(Data records for software interfaces)
▼

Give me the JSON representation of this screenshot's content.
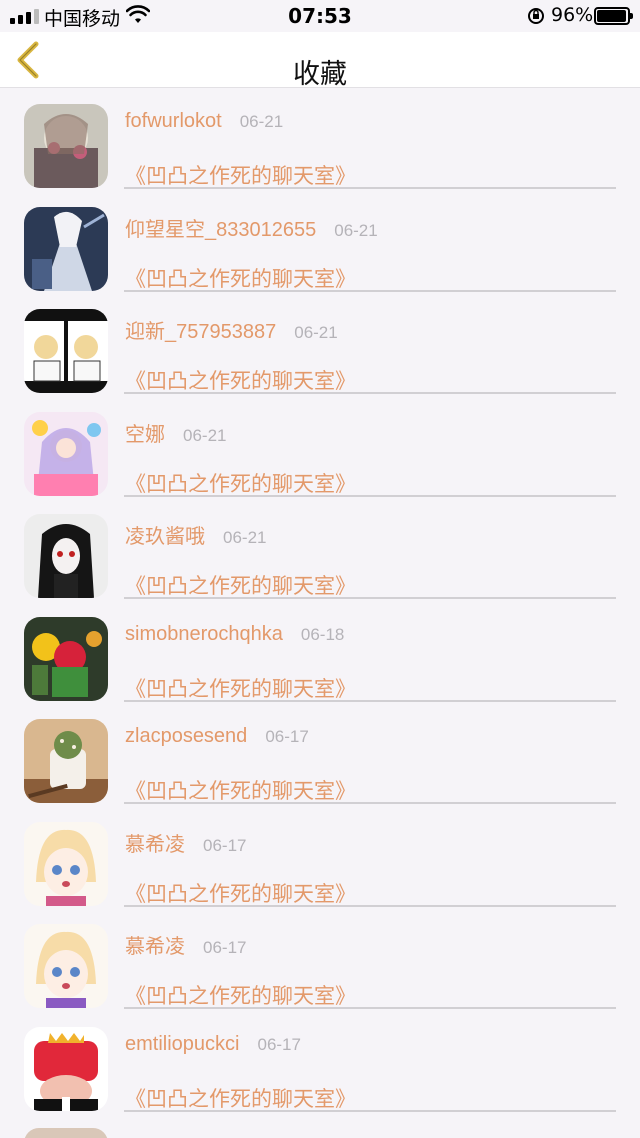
{
  "status_bar": {
    "carrier": "中国移动",
    "time": "07:53",
    "battery_percent": "96%",
    "battery_level": 0.96
  },
  "nav": {
    "title": "收藏",
    "back_icon": "chevron-left-icon",
    "accent_color": "#d8b640"
  },
  "colors": {
    "accent": "#e3996a",
    "date": "#b5b3b8",
    "background": "#f6f4f8"
  },
  "favorites": [
    {
      "name": "fofwurlokot",
      "date": "06-21",
      "title": "《凹凸之作死的聊天室》"
    },
    {
      "name": "仰望星空_833012655",
      "date": "06-21",
      "title": "《凹凸之作死的聊天室》"
    },
    {
      "name": "迎新_757953887",
      "date": "06-21",
      "title": "《凹凸之作死的聊天室》"
    },
    {
      "name": "空娜",
      "date": "06-21",
      "title": "《凹凸之作死的聊天室》"
    },
    {
      "name": "凌玖酱哦",
      "date": "06-21",
      "title": "《凹凸之作死的聊天室》"
    },
    {
      "name": "simobnerochqhka",
      "date": "06-18",
      "title": "《凹凸之作死的聊天室》"
    },
    {
      "name": "zlacposesend",
      "date": "06-17",
      "title": "《凹凸之作死的聊天室》"
    },
    {
      "name": "慕希凌",
      "date": "06-17",
      "title": "《凹凸之作死的聊天室》"
    },
    {
      "name": "慕希凌",
      "date": "06-17",
      "title": "《凹凸之作死的聊天室》"
    },
    {
      "name": "emtiliopuckci",
      "date": "06-17",
      "title": "《凹凸之作死的聊天室》"
    }
  ]
}
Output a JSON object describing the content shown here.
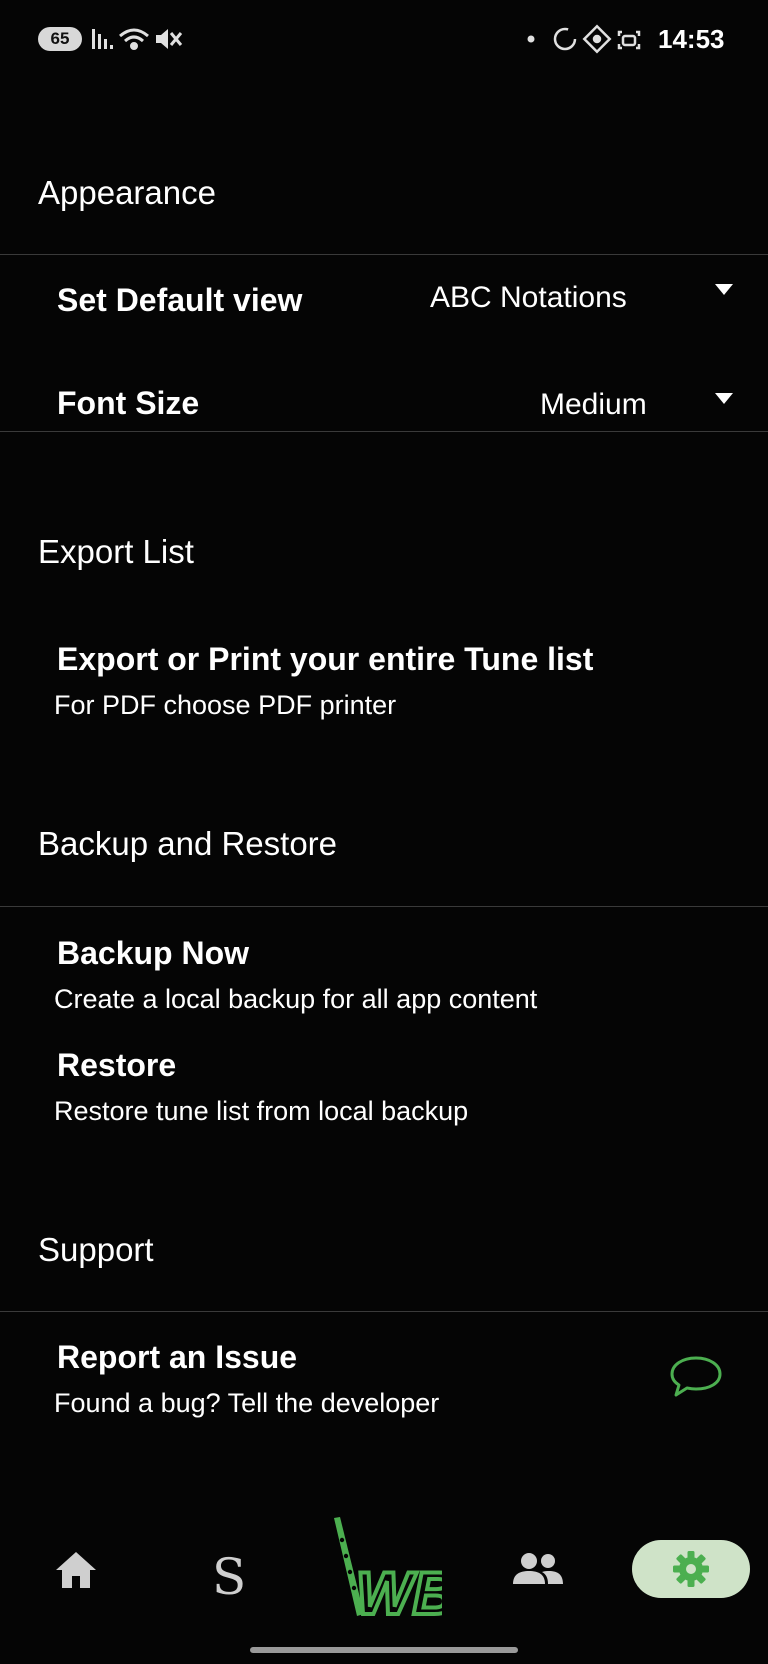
{
  "status_bar": {
    "battery": "65",
    "time": "14:53"
  },
  "sections": {
    "appearance": {
      "header": "Appearance",
      "default_view_label": "Set Default view",
      "default_view_value": "ABC Notations",
      "font_size_label": "Font Size",
      "font_size_value": "Medium"
    },
    "export": {
      "header": "Export List",
      "title": "Export or Print your entire Tune list",
      "subtitle": "For PDF choose PDF printer"
    },
    "backup": {
      "header": "Backup and Restore",
      "backup_title": "Backup Now",
      "backup_subtitle": "Create a local backup for all app content",
      "restore_title": "Restore",
      "restore_subtitle": "Restore tune list from local backup"
    },
    "support": {
      "header": "Support",
      "report_title": "Report an Issue",
      "report_subtitle": "Found a bug? Tell the developer"
    }
  },
  "bottom_nav": {
    "s_label": "S",
    "wb_label": "WB",
    "active_tab": "settings"
  },
  "colors": {
    "background": "#050505",
    "accent_green": "#4caf50",
    "active_pill": "#cfe3c8",
    "divider": "#3a3a3a"
  },
  "icons": {
    "report": "chat-bubble-icon",
    "home": "home-icon",
    "people": "people-icon",
    "settings": "gear-icon",
    "dropdown": "caret-down-icon"
  }
}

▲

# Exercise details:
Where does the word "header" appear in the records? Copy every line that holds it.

# Response to this task:
      "header": "Appearance",
      "header": "Export List",
      "header": "Backup and Restore",
      "header": "Support",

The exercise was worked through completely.